Founded in 1952, Lawrence Livermore National Laboratory is a national security laboratory, with a mission to ensure national security and apply science and technology to the important issues of our time. Lawrence Livermore National Laboratory is managed by the University of California for the U.S. Department of Energy’s National Nuclear Security Administration.

Anne Stark | EurekAlert!
Further information:

More articles from Earth Sciences:

nachricht Receding glaciers in Bolivia leave communities at risk
20.10.2016 | European Geosciences Union

nachricht UM researchers study vast carbon residue of ocean life
19.10.2016 | University of Miami Rosenstiel School of Marine & Atmospheric Science

All articles from Earth Sciences >>>

The most recent press releases about innovation >>>

Die letzten 5 Focus-News des innovations-reports im Überblick:

Im Focus: New 3-D wiring technique brings scalable quantum computers closer to reality

Researchers from the Institute for Quantum Computing (IQC) at the University of Waterloo led the development of a new extensible wiring technique capable of controlling superconducting quantum bits, representing a significant step towards to the realization of a scalable quantum computer.

"The quantum socket is a wiring method that uses three-dimensional wires based on spring-loaded pins to address individual qubits," said Jeremy Béjanin, a PhD...

Im Focus: Scientists develop a semiconductor nanocomposite material that moves in response to light

In a paper in Scientific Reports, a research team at Worcester Polytechnic Institute describes a novel light-activated phenomenon that could become the basis for applications as diverse as microscopic robotic grippers and more efficient solar cells.

A research team at Worcester Polytechnic Institute (WPI) has developed a revolutionary, light-activated semiconductor nanocomposite material that can be used...

Im Focus: Diamonds aren't forever: Sandia, Harvard team create first quantum computer bridge

By forcefully embedding two silicon atoms in a diamond matrix, Sandia researchers have demonstrated for the first time on a single chip all the components needed to create a quantum bridge to link quantum computers together.

"People have already built small quantum computers," says Sandia researcher Ryan Camacho. "Maybe the first useful one won't be a single giant quantum computer...

Im Focus: New Products - Highlights of COMPAMED 2016

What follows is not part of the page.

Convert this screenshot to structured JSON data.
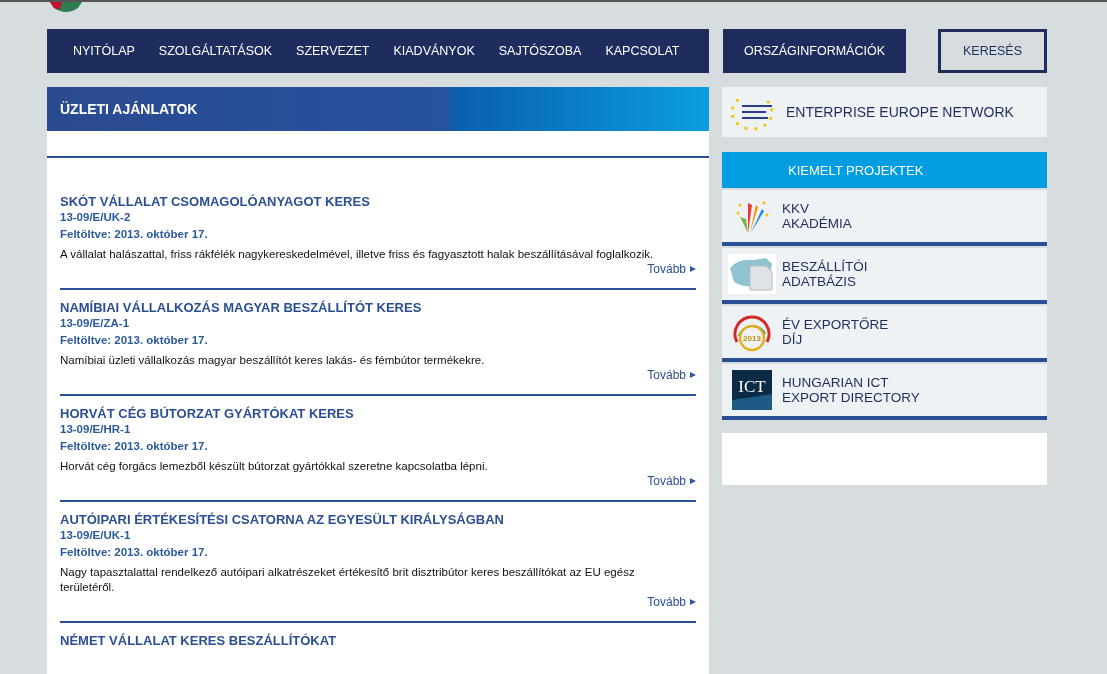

COMPAMED has become the leading international marketplace for suppliers of medical manufacturing. The trade fair, which takes place every November and is co-located to MEDICA in Dusseldorf, has been steadily growing over the past years and shows that medical technology remains a rapidly growing market.

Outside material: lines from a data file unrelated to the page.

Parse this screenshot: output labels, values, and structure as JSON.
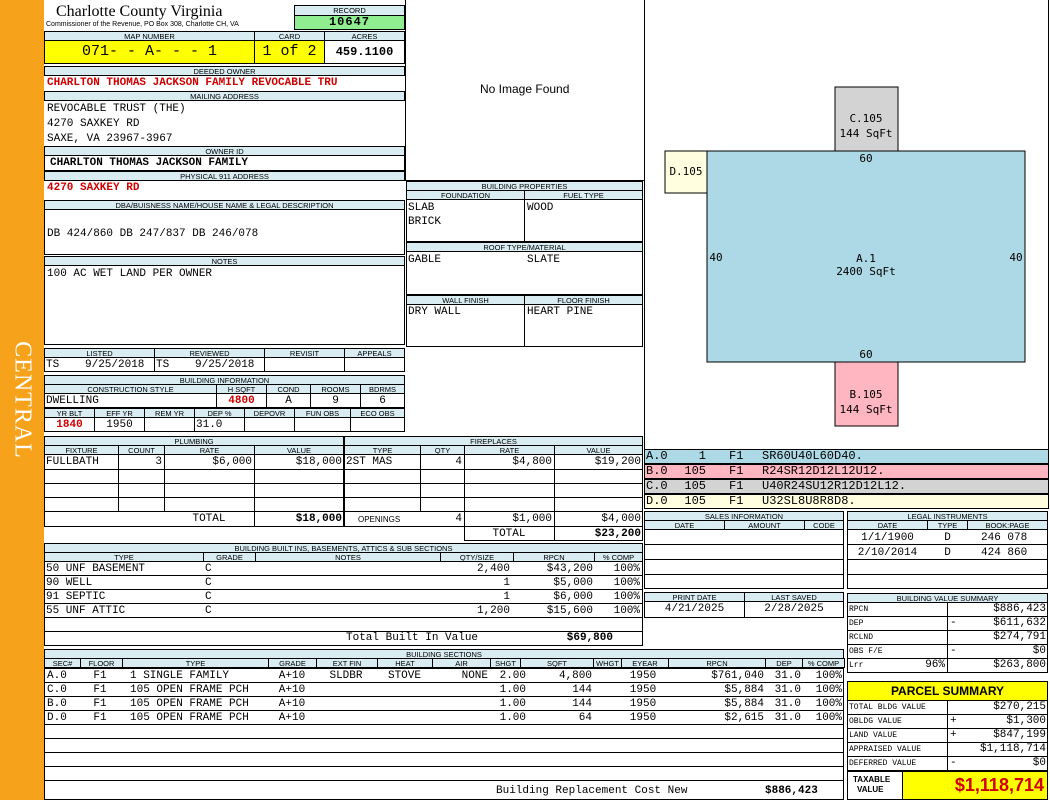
{
  "side_label": "CENTRAL",
  "header": {
    "county": "Charlotte County Virginia",
    "commissioner": "Commissioner of the Revenue, PO Box 308, Charlotte CH, VA",
    "record_label": "RECORD",
    "record": "10647",
    "map_number_label": "MAP NUMBER",
    "map_number": "071- - A- - - 1",
    "card_label": "CARD",
    "card": "1 of 2",
    "acres_label": "ACRES",
    "acres": "459.1100"
  },
  "owner": {
    "deeded_owner_label": "DEEDED OWNER",
    "deeded_owner": "CHARLTON THOMAS JACKSON FAMILY REVOCABLE TRU",
    "mailing_label": "MAILING ADDRESS",
    "mailing": [
      "REVOCABLE TRUST (THE)",
      "4270 SAXKEY RD",
      "SAXE, VA 23967-3967"
    ],
    "owner_id_label": "OWNER ID",
    "owner_id": "CHARLTON THOMAS JACKSON FAMILY",
    "physical_label": "PHYSICAL 911 ADDRESS",
    "physical": "4270 SAXKEY RD",
    "dba_label": "DBA/BUISNESS NAME/HOUSE NAME & LEGAL DESCRIPTION",
    "dba": "DB 424/860 DB 247/837 DB 246/078",
    "notes_label": "NOTES",
    "notes": "100 AC WET LAND PER OWNER"
  },
  "image_text": "No Image Found",
  "building_properties": {
    "title": "BUILDING PROPERTIES",
    "foundation_label": "FOUNDATION",
    "fuel_label": "FUEL TYPE",
    "foundation": [
      "SLAB",
      "BRICK"
    ],
    "fuel": "WOOD",
    "roof_label": "ROOF TYPE/MATERIAL",
    "roof_type": "GABLE",
    "roof_material": "SLATE",
    "wall_label": "WALL FINISH",
    "floor_label": "FLOOR FINISH",
    "wall": "DRY WALL",
    "floor": "HEART PINE"
  },
  "status": {
    "listed_label": "LISTED",
    "reviewed_label": "REVIEWED",
    "revisit_label": "REVISIT",
    "appeals_label": "APPEALS",
    "listed_by": "TS",
    "listed_date": "9/25/2018",
    "reviewed_by": "TS",
    "reviewed_date": "9/25/2018"
  },
  "building_info": {
    "title": "BUILDING INFORMATION",
    "construction_label": "CONSTRUCTION STYLE",
    "hsqft_label": "H SQFT",
    "cond_label": "COND",
    "rooms_label": "ROOMS",
    "bdrms_label": "BDRMS",
    "construction": "DWELLING",
    "hsqft": "4800",
    "cond": "A",
    "rooms": "9",
    "bdrms": "6",
    "yrblt_label": "YR BLT",
    "effyr_label": "EFF YR",
    "remyr_label": "REM YR",
    "dep_label": "DEP %",
    "depovr_label": "DEPOVR",
    "funobs_label": "FUN OBS",
    "ecoobs_label": "ECO OBS",
    "yrblt": "1840",
    "effyr": "1950",
    "dep": "31.0"
  },
  "plumbing": {
    "title": "PLUMBING",
    "headers": [
      "FIXTURE",
      "COUNT",
      "RATE",
      "VALUE"
    ],
    "rows": [
      [
        "FULLBATH",
        "3",
        "$6,000",
        "$18,000"
      ]
    ],
    "total_label": "TOTAL",
    "total": "$18,000"
  },
  "fireplaces": {
    "title": "FIREPLACES",
    "headers": [
      "TYPE",
      "QTY",
      "RATE",
      "VALUE"
    ],
    "rows": [
      [
        "2ST MAS",
        "4",
        "$4,800",
        "$19,200"
      ]
    ],
    "openings_label": "OPENINGS",
    "openings_qty": "4",
    "openings_rate": "$1,000",
    "openings_value": "$4,000",
    "total_label": "TOTAL",
    "total": "$23,200"
  },
  "sketch": {
    "labels": {
      "c": [
        "C.105",
        "144 SqFt"
      ],
      "d": "D.105",
      "a": [
        "A.1",
        "2400 SqFt"
      ],
      "b": [
        "B.105",
        "144 SqFt"
      ]
    },
    "dims": {
      "top": "60",
      "bottom": "60",
      "left": "40",
      "right": "40"
    },
    "colors": {
      "main": "#add8e6",
      "c_area": "#d3d3d3",
      "b_area": "#ffb6c1",
      "d_area": "#ffffe0"
    },
    "legend": [
      {
        "code": "A.0",
        "num": "1",
        "floor": "F1",
        "path": "SR60U40L60D40.",
        "color": "#add8e6"
      },
      {
        "code": "B.0",
        "num": "105",
        "floor": "F1",
        "path": "R24SR12D12L12U12.",
        "color": "#ffb6c1"
      },
      {
        "code": "C.0",
        "num": "105",
        "floor": "F1",
        "path": "U40R24SU12R12D12L12.",
        "color": "#d3d3d3"
      },
      {
        "code": "D.0",
        "num": "105",
        "floor": "F1",
        "path": "U32SL8U8R8D8.",
        "color": "#ffffe0"
      }
    ]
  },
  "sales": {
    "title": "SALES INFORMATION",
    "headers": [
      "DATE",
      "AMOUNT",
      "CODE"
    ]
  },
  "legal": {
    "title": "LEGAL INSTRUMENTS",
    "headers": [
      "DATE",
      "TYPE",
      "BOOK:PAGE"
    ],
    "rows": [
      [
        "1/1/1900",
        "D",
        "246 078"
      ],
      [
        "2/10/2014",
        "D",
        "424 860"
      ]
    ]
  },
  "dates": {
    "print_label": "PRINT DATE",
    "print": "4/21/2025",
    "saved_label": "LAST SAVED",
    "saved": "2/28/2025"
  },
  "built_ins": {
    "title": "BUILDING BUILT INS, BASEMENTS, ATTICS & SUB SECTIONS",
    "headers": [
      "TYPE",
      "GRADE",
      "NOTES",
      "QTY/SIZE",
      "RPCN",
      "% COMP"
    ],
    "rows": [
      [
        "50 UNF BASEMENT",
        "C",
        "",
        "2,400",
        "$43,200",
        "100%"
      ],
      [
        "90 WELL",
        "C",
        "",
        "1",
        "$5,000",
        "100%"
      ],
      [
        "91 SEPTIC",
        "C",
        "",
        "1",
        "$6,000",
        "100%"
      ],
      [
        "55 UNF ATTIC",
        "C",
        "",
        "1,200",
        "$15,600",
        "100%"
      ]
    ],
    "total_label": "Total Built In Value",
    "total": "$69,800"
  },
  "sections": {
    "title": "BUILDING SECTIONS",
    "headers": [
      "SEC#",
      "FLOOR",
      "TYPE",
      "GRADE",
      "EXT FIN",
      "HEAT",
      "AIR",
      "SHGT",
      "SQFT",
      "WHGT",
      "EYEAR",
      "RPCN",
      "DEP",
      "% COMP"
    ],
    "rows": [
      [
        "A.0",
        "F1",
        "1 SINGLE FAMILY",
        "A+10",
        "SLDBR",
        "STOVE",
        "NONE",
        "2.00",
        "4,800",
        "",
        "1950",
        "$761,040",
        "31.0",
        "100%"
      ],
      [
        "C.0",
        "F1",
        "105 OPEN FRAME PCH",
        "A+10",
        "",
        "",
        "",
        "1.00",
        "144",
        "",
        "1950",
        "$5,884",
        "31.0",
        "100%"
      ],
      [
        "B.0",
        "F1",
        "105 OPEN FRAME PCH",
        "A+10",
        "",
        "",
        "",
        "1.00",
        "144",
        "",
        "1950",
        "$5,884",
        "31.0",
        "100%"
      ],
      [
        "D.0",
        "F1",
        "105 OPEN FRAME PCH",
        "A+10",
        "",
        "",
        "",
        "1.00",
        "64",
        "",
        "1950",
        "$2,615",
        "31.0",
        "100%"
      ]
    ],
    "replacement_label": "Building Replacement Cost New",
    "replacement": "$886,423"
  },
  "value_summary": {
    "title": "BUILDING VALUE SUMMARY",
    "rows": [
      {
        "label": "RPCN",
        "sign": "",
        "pct": "",
        "value": "$886,423"
      },
      {
        "label": "DEP",
        "sign": "-",
        "pct": "",
        "value": "$611,632"
      },
      {
        "label": "RCLND",
        "sign": "",
        "pct": "",
        "value": "$274,791"
      },
      {
        "label": "OBS F/E",
        "sign": "-",
        "pct": "",
        "value": "$0"
      },
      {
        "label": "Lrr",
        "sign": "",
        "pct": "96%",
        "value": "$263,800"
      }
    ]
  },
  "parcel_summary": {
    "title": "PARCEL SUMMARY",
    "rows": [
      {
        "label": "TOTAL BLDG VALUE",
        "sign": "",
        "value": "$270,215"
      },
      {
        "label": "OBLDG VALUE",
        "sign": "+",
        "value": "$1,300"
      },
      {
        "label": "LAND VALUE",
        "sign": "+",
        "value": "$847,199"
      },
      {
        "label": "APPRAISED VALUE",
        "sign": "",
        "value": "$1,118,714"
      },
      {
        "label": "DEFERRED VALUE",
        "sign": "-",
        "value": "$0"
      }
    ],
    "taxable_label": [
      "TAXABLE",
      "VALUE"
    ],
    "taxable": "$1,118,714"
  }
}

In 2016, the joint pavilion by the IVAM Microtechnology Network, the Product Market “High-tech for Medical Devices”, will be located in Hall 8a again and will...

Im Focus: Ultra-thin ferroelectric material for next-generation electronics

'Ferroelectric' materials can switch between different states of electrical polarization in response to an external electric field. This flexibility means they show promise for many applications, for example in electronic devices and computer memory. Current ferroelectric materials are highly valued for their thermal and chemical stability and rapid electro-mechanical responses, but creating a material that is scalable down to the tiny sizes needed for technologies like silicon-based semiconductors (Si-based CMOS) has proven challenging.

Now, Hiroshi Funakubo and co-workers at the Tokyo Institute of Technology, in collaboration with researchers across Japan, have conducted experiments to...

All Focus news of the innovation-report >>>



Event News

#IC2S2: When Social Science meets Computer Science - GESIS will host the IC2S2 conference 2017

14.10.2016 | Event News

Agricultural Trade Developments and Potentials in Central Asia and the South Caucasus

14.10.2016 | Event News

World Health Summit – Day Three: A Call to Action

12.10.2016 | Event News

Latest News

Resolving the mystery of preeclampsia

21.10.2016 | Health and Medicine

Stanford researchers create new special-purpose computer that may someday save us billions

21.10.2016 | Information Technology

From ancient fossils to future cars

21.10.2016 | Materials Sciences

More VideoLinks >>>